All entries need to be written out again exactly, without their pictures.

### RECORD EXTRACTS
————

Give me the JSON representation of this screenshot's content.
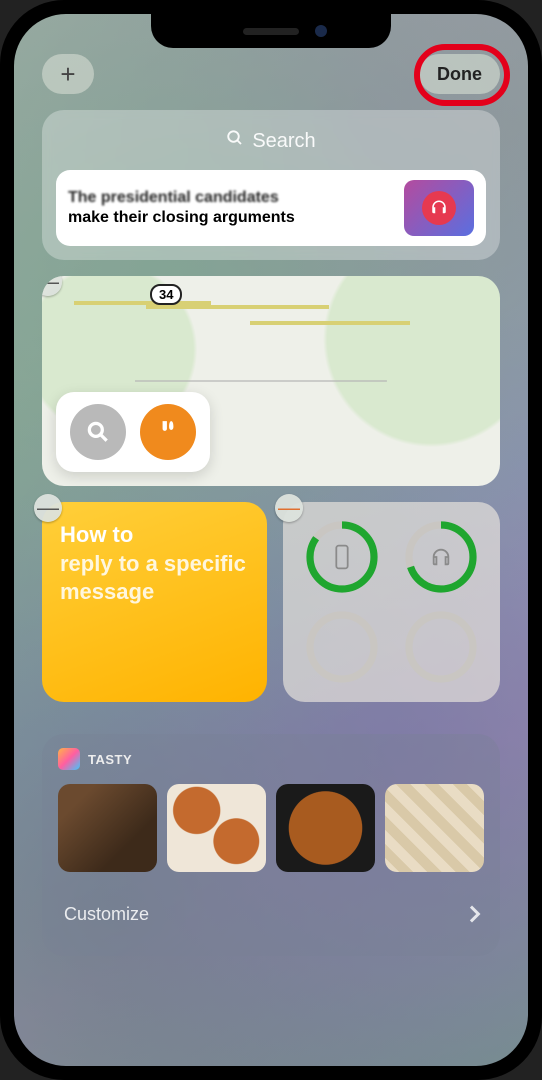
{
  "topbar": {
    "add_label": "+",
    "done_label": "Done"
  },
  "search": {
    "placeholder": "Search",
    "news_line1": "The presidential candidates",
    "news_line2": "make their closing arguments"
  },
  "map": {
    "route_label": "34"
  },
  "note": {
    "line1": "How to",
    "rest": "reply to a specific message"
  },
  "batteries": {
    "phone_pct": 85,
    "headphones_pct": 70
  },
  "tasty": {
    "title": "TASTY"
  },
  "footer": {
    "customize_label": "Customize"
  },
  "annotation": {
    "highlight_target": "done-button"
  }
}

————

### FINISHED EXERCISE
Give me the JSON representation of this screenshot's content.
{
  "topbar": {
    "add_label": "+",
    "done_label": "Done"
  },
  "search": {
    "placeholder": "Search",
    "news_line1": "The presidential candidates",
    "news_line2": "make their closing arguments"
  },
  "map": {
    "route_label": "34"
  },
  "note": {
    "line1": "How to",
    "rest": "reply to a specific message"
  },
  "batteries": {
    "phone_pct": 85,
    "headphones_pct": 70
  },
  "tasty": {
    "title": "TASTY"
  },
  "footer": {
    "customize_label": "Customize"
  },
  "annotation": {
    "highlight_target": "done-button"
  }
}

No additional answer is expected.